National Wattle day - a celebration for all Australians
Australia celebrates National Wattle Day on 1 September (the first day of spring) and its significance derives from its simplicity. Terry Fewtrell, President of the Wattle Day Association, says that “Wattle and National Wattle Day are unique celebrations of Australia, uncluttered by historical or cultural baggage because wattle comes from our land and is a symbol of that land”.
Why today (1 September) should be Australia Day
'Is there any more Australian sign of spring than wattle trees blossoming across the country, our national flower’s bright yellow blooms against the green of its leaves, the inspiration for our Australian colours of green and gold?', asks Tammy Solonec, indigeneous Peoples' Rights Manager for Amnesty international Australia.
Celebrations in 2015
2015 Golden Wattle Award winners - Mick Fanning and Julian Wilson
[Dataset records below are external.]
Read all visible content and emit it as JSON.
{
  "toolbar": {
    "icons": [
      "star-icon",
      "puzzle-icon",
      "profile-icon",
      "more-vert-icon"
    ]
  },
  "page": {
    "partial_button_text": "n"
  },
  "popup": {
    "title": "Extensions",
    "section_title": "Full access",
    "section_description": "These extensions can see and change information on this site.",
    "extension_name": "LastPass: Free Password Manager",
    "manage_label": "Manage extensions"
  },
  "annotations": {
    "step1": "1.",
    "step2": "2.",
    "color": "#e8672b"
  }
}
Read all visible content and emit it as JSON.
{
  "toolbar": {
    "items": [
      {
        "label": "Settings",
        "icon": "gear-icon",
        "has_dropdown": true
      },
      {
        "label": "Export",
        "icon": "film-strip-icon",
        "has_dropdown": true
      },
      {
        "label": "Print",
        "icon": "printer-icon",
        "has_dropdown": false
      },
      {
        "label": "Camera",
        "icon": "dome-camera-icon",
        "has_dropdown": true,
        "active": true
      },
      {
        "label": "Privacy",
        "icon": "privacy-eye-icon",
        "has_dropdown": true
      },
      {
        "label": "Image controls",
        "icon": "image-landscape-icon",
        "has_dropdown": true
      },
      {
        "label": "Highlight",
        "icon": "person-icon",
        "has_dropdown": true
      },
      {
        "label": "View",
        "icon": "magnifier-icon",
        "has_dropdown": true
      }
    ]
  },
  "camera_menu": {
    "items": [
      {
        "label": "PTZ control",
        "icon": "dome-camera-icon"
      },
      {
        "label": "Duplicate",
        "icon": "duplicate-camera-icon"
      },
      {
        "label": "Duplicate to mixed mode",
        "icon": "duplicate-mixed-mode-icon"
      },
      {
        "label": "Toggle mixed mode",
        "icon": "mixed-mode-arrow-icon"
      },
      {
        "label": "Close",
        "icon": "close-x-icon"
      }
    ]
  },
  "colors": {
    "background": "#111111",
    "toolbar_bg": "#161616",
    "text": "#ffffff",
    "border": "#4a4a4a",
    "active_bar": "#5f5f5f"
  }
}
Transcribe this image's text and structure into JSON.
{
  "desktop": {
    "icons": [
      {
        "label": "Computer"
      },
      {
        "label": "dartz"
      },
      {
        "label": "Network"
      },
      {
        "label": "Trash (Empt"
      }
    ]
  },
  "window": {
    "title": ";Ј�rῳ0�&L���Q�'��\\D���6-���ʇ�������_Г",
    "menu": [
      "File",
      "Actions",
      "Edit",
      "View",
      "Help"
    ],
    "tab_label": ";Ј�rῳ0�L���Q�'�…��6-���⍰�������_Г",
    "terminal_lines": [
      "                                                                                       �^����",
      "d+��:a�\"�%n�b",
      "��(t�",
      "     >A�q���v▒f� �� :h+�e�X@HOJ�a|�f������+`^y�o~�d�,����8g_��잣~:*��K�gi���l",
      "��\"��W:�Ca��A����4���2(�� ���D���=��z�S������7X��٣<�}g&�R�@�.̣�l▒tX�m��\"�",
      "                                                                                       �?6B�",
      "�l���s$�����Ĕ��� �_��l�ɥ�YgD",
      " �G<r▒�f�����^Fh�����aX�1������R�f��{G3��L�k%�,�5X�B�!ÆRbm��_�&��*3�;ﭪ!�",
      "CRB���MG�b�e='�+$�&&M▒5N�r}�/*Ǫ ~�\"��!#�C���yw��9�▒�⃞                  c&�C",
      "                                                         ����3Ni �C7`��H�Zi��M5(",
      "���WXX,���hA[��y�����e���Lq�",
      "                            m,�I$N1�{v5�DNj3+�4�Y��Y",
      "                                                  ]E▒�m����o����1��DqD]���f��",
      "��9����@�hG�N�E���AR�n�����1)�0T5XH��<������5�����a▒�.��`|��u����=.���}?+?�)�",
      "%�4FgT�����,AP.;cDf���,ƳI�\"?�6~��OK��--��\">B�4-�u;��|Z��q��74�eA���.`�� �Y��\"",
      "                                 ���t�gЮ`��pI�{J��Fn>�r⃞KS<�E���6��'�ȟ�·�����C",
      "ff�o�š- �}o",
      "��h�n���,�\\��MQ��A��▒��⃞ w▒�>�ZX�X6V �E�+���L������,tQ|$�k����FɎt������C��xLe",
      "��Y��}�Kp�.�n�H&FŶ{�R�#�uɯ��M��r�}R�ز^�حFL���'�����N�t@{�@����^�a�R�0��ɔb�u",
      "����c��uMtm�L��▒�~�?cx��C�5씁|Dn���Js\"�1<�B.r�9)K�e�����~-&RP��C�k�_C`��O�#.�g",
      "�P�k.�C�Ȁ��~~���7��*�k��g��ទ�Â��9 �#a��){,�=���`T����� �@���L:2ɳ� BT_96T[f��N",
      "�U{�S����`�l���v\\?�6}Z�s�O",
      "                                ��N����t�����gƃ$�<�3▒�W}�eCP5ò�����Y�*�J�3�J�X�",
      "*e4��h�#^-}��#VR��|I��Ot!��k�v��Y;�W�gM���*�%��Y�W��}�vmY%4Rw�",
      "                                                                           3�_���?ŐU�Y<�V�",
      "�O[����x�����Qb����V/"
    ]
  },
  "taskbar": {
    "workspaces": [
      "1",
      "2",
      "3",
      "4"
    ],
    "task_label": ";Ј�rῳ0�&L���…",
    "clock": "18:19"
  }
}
Surfers Mick Fanning and Julian Wilson are joint winners of the 2015 Golden Wattle Award. The award is conferred around the time of National Wattle Day (1 September) each year by the Wattle Day Association to recognise a person who has brought Gold to Australia through their actions or achievements. In the case of Julian and Mick, the award recognises and honours their courage, mateship and fortitude in their responses to the recent shark attack at Jeffreys Bay in South Africa on 20 July 2015.
Julian Wilson (in red) hugs Mick Fanning, who was attacked by a shark
during the fInal of the J-Bay Open at on 20 July 2015. Photo: World Surf League/Kirstin Scholtz
The award is an honorary one, there being no physical prize or monetary component. It does, however, endow the winners with honourable recognition of their work or actions as being noble and expressing the best of the Australian spirit.
Previous recipients of this award have included VC winner Ben Roberts-Smith (2014), Mel Irons a Tasmanian student and community activist (2013), Nobel Prize winner Professor Brian Schmidt (2012) and Tour De France Winner Cadell Evans (2011).
The Golden Wattle Award is an honorary recognition of the achievements of an Australian whose contributions in the past 12 months deserve special acknowledgement by Australians.
Determination of the award is based on an outstanding or exceptional contribution to Australia (the land) or the Australian Spirit (the people) in or from any field.